* WORK REQUEST
Find the word "label" below. Copy each line that has it.

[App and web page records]
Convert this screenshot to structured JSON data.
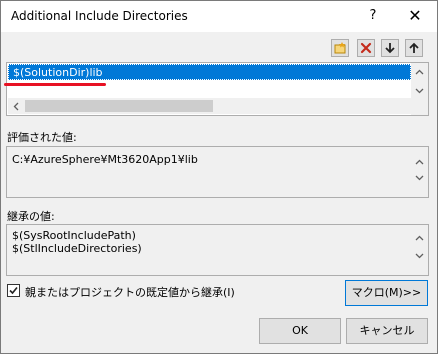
{
  "window": {
    "title": "Additional Include Directories",
    "help_glyph": "?",
    "close_glyph": "✕"
  },
  "toolbar": {
    "icons": [
      "new-line-icon",
      "delete-icon",
      "move-down-icon",
      "move-up-icon"
    ]
  },
  "directories": {
    "items": [
      "$(SolutionDir)lib"
    ],
    "selected_index": 0
  },
  "evaluated": {
    "label": "評価された値:",
    "lines": [
      "C:¥AzureSphere¥Mt3620App1¥lib"
    ]
  },
  "inherited": {
    "label": "継承の値:",
    "lines": [
      "$(SysRootIncludePath)",
      "$(StlIncludeDirectories)"
    ]
  },
  "inherit_checkbox": {
    "label": "親またはプロジェクトの既定値から継承(I)",
    "checked": true
  },
  "buttons": {
    "macro": "マクロ(M)>>",
    "ok": "OK",
    "cancel": "キャンセル"
  },
  "colors": {
    "selection": "#0078d7",
    "annotation_underline": "#e81123",
    "delete_icon": "#c42b1c",
    "new_line_icon": "#e8a317"
  }
}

* SOLUTION FOR THIS TASK
    "label": "評価された値:",
    "label": "継承の値:",
    "label": "親またはプロジェクトの既定値から継承(I)",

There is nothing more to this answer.